22 3/4 x 31 3/8 in, 57.8 x 79.7 cm
Canadian Abstract Expressionist
Born in Toronto, Ontario
1909 - 1977
Ontario Society of Artists
Royal Canadian Academy of Arts Associate
Canadian Society of Painters in Water Colour
Painters Eleven

Jack Bush attended the Ontario College of Art. He is associated with Painters Eleven, a group of Canadian Abstract Expressionists based in Toronto and influenced by art critic Clement Greenberg.

It was on the strength of a 1968 Guggenheim Fellowship and a two-year appointment as visiting artist at the Cranbrook Academy in Michigan, that Bush thought the time had come for him to retire from his employment as a commercial designer and devote himself to painting full time.

In the early 1970s, Bush began to apply his acrylic paints on wet canvas, using broad brush-strokes, sponges and paint rollers, creating a textured surface that provided a sharp contrast between the ground and the overlying strong calligraphic forms he superimposed in lively, opaque colors.

By the time he was 59 years old, Bush had shown his works in well-received solo and group exhibitions in museums and galleries in major art centres including New York, San Francisco, London and Paris as well as in Toronto and Montreal. His paintings were to be seen hanging side-by-side with those of prominent practitioners of the Abstract Expressionist movement, such as Helen Frankenthaler and Kenneth Noland. Nonetheless, his first solo show in a major institution took place at the Boston Museum of Fine Arts in 1972; and his first touring Canadian retrospective was organized by the Art Gallery of Ontario only in 1976.

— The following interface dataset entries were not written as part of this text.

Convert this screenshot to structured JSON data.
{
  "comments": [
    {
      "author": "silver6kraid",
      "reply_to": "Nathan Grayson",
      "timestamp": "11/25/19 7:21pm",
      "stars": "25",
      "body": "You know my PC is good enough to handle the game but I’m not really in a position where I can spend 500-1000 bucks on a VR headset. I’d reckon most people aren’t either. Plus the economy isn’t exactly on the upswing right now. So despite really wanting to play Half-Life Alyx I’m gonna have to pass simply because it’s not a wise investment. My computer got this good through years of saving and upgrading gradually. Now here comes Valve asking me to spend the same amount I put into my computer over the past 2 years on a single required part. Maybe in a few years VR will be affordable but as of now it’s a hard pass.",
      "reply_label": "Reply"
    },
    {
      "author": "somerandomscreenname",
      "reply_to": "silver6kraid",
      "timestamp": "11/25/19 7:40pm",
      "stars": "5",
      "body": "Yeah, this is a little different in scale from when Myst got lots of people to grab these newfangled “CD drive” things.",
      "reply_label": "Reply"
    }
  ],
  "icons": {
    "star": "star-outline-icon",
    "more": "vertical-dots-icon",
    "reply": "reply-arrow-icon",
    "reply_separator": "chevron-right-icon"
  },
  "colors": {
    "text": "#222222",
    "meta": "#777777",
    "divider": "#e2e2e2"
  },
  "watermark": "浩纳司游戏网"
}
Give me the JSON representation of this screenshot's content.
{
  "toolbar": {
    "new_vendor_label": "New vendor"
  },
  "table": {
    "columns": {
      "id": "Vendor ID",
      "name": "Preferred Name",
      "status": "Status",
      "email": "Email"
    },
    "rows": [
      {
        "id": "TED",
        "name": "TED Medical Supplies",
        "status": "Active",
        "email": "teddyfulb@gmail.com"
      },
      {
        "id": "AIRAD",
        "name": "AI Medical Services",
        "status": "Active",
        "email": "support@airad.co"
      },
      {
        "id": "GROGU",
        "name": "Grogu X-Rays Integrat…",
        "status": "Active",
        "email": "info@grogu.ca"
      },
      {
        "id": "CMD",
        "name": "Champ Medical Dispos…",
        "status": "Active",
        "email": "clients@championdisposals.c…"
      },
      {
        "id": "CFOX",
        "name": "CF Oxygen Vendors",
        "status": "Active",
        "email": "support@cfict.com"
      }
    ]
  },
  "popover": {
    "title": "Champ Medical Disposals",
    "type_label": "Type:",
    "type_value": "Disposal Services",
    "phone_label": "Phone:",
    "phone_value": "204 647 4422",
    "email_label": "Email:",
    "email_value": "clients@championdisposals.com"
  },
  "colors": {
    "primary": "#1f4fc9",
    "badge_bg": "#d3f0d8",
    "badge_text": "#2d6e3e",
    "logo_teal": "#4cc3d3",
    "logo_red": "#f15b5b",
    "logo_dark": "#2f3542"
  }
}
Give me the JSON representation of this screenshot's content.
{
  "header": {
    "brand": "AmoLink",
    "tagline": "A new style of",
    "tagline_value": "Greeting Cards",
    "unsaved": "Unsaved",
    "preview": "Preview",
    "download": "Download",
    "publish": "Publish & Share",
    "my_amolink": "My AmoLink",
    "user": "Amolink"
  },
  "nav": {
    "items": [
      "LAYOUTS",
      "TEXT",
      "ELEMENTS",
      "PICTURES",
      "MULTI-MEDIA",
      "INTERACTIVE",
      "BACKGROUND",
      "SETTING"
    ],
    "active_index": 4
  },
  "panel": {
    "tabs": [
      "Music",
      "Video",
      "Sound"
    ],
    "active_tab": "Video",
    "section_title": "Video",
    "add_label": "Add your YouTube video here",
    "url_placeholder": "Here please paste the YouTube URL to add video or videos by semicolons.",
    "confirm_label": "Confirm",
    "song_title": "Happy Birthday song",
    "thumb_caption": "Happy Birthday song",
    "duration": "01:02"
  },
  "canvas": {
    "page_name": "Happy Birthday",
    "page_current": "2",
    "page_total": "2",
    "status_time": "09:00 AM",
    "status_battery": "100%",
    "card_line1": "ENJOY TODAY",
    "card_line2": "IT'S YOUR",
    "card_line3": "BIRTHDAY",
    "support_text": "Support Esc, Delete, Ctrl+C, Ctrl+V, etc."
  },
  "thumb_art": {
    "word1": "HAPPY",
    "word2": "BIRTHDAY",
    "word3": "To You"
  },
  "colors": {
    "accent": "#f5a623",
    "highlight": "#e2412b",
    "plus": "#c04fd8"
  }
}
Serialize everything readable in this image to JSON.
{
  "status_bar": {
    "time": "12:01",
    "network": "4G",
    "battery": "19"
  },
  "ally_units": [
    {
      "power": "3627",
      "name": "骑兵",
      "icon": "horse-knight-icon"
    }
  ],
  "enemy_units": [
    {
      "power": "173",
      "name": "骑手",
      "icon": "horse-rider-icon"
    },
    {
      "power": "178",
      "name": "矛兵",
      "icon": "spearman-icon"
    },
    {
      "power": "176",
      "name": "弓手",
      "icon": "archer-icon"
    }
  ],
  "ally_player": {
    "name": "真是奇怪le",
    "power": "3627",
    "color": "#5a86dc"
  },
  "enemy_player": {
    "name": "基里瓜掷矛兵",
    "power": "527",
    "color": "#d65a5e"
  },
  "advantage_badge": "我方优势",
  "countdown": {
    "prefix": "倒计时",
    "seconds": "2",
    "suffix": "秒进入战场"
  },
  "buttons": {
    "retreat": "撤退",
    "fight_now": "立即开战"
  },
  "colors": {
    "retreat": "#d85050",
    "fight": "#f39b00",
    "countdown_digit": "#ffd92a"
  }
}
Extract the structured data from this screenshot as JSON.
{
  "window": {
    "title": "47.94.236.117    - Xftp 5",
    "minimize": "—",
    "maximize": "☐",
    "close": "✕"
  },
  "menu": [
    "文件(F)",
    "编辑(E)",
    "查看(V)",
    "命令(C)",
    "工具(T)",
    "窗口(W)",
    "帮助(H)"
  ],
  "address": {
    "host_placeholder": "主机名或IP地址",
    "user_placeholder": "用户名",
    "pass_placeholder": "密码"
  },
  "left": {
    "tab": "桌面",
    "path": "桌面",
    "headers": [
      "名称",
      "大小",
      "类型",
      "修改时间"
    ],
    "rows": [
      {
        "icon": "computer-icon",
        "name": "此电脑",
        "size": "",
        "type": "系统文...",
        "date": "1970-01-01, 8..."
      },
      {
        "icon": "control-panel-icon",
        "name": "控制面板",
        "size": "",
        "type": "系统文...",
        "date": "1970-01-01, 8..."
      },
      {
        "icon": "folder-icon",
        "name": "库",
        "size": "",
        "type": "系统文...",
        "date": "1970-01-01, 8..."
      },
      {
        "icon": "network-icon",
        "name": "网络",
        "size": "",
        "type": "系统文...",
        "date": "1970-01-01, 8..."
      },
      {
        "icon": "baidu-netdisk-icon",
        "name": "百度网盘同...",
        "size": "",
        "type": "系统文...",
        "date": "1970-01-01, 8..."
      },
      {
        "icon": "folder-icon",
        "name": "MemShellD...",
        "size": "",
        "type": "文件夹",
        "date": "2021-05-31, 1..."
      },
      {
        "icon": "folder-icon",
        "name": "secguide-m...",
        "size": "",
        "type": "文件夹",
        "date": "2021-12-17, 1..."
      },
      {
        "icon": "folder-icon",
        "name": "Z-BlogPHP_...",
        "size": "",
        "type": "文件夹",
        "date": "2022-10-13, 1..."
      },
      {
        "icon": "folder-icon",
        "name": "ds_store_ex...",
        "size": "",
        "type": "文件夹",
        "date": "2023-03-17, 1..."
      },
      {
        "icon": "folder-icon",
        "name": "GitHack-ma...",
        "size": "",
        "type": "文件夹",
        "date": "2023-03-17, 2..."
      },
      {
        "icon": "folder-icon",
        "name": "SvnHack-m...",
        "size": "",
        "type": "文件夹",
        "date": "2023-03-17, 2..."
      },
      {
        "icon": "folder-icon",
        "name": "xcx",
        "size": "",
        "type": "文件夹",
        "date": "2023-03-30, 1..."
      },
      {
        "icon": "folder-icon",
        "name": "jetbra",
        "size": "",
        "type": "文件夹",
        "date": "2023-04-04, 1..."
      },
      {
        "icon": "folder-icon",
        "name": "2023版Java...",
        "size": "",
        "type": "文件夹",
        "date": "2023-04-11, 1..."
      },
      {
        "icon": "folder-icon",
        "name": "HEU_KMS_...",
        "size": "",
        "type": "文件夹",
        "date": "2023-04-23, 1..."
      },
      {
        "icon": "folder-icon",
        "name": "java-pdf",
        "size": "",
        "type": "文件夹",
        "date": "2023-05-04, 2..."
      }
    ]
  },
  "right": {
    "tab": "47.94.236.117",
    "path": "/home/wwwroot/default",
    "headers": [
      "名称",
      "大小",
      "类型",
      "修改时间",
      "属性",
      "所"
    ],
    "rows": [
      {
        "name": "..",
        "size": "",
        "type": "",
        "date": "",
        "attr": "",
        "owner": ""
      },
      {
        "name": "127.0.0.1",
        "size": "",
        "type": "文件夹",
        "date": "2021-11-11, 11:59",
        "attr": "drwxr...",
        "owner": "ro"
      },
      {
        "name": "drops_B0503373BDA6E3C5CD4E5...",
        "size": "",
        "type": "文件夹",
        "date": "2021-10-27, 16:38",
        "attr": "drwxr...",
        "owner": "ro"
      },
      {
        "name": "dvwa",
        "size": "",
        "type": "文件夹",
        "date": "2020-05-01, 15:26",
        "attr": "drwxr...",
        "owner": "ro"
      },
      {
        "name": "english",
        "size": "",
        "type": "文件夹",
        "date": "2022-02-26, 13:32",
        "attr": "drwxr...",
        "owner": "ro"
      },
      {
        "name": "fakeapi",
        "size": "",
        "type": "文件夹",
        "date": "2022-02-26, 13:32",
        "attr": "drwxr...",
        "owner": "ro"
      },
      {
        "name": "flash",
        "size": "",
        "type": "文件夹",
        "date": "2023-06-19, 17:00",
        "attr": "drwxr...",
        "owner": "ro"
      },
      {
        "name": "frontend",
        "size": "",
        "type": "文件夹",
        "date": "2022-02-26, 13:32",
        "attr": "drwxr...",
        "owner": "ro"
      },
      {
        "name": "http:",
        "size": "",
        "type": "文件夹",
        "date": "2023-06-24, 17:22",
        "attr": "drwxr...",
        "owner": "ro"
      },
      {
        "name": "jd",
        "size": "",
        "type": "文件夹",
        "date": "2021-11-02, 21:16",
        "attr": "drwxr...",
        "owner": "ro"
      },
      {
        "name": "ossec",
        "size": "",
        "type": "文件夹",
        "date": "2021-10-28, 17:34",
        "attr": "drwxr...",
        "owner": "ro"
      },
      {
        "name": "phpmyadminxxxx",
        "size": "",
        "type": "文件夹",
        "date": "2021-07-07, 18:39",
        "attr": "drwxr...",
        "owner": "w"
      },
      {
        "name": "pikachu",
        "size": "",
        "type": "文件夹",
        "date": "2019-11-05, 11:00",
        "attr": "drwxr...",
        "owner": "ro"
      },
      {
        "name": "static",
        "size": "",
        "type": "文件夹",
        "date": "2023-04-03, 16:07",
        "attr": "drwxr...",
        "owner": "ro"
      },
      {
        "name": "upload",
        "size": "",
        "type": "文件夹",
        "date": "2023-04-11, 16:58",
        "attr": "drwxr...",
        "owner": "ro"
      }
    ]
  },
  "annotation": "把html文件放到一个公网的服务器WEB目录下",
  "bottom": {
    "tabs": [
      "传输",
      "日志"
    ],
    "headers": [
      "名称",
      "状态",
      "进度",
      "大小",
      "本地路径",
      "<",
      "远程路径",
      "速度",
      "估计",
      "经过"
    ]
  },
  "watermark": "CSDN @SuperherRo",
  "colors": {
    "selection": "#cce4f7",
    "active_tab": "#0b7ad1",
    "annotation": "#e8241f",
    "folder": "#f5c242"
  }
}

Text copied directly from:  Heffel, Vancouver, Fall 2008 Live Auction, November 19, 2008.